▶ _The data_
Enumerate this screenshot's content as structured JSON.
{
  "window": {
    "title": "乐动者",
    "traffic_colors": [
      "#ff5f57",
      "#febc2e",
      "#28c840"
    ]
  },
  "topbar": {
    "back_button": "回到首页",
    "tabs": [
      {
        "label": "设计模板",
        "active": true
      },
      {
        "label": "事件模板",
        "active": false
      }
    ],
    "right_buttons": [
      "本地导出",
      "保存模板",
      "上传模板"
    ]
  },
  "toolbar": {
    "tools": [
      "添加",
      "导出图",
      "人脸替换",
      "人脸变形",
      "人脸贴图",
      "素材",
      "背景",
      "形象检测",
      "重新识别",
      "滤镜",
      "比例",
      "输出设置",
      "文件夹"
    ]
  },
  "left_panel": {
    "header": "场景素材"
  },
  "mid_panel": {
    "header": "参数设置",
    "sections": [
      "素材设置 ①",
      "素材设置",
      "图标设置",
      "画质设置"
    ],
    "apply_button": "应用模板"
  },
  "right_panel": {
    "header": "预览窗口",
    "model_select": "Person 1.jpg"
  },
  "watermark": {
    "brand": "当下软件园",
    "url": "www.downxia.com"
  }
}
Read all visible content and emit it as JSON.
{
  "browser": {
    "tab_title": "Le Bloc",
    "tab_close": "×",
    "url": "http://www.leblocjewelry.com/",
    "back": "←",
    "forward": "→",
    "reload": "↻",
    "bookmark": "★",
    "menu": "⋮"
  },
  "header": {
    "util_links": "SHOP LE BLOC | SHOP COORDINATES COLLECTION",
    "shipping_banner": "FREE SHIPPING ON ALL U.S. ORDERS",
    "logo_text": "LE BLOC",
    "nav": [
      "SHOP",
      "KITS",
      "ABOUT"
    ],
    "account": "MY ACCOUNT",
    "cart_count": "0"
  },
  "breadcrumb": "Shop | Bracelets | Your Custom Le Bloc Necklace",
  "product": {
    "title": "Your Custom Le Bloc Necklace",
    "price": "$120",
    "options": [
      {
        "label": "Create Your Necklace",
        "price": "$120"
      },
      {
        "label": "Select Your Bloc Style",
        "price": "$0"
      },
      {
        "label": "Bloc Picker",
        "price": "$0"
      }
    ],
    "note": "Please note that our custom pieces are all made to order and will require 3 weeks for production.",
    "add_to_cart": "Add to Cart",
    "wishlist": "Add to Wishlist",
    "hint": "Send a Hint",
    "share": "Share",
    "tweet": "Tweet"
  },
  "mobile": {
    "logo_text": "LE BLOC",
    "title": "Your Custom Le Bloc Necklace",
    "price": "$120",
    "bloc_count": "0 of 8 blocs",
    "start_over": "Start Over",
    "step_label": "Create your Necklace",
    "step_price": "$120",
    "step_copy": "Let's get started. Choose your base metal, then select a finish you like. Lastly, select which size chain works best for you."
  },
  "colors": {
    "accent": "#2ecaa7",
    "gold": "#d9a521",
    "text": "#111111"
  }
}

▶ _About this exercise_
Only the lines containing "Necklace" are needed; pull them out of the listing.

▶ _Response area_
  "breadcrumb": "Shop | Bracelets | Your Custom Le Bloc Necklace",
    "title": "Your Custom Le Bloc Necklace",
        "label": "Create Your Necklace",
    "title": "Your Custom Le Bloc Necklace",
    "step_label": "Create your Necklace",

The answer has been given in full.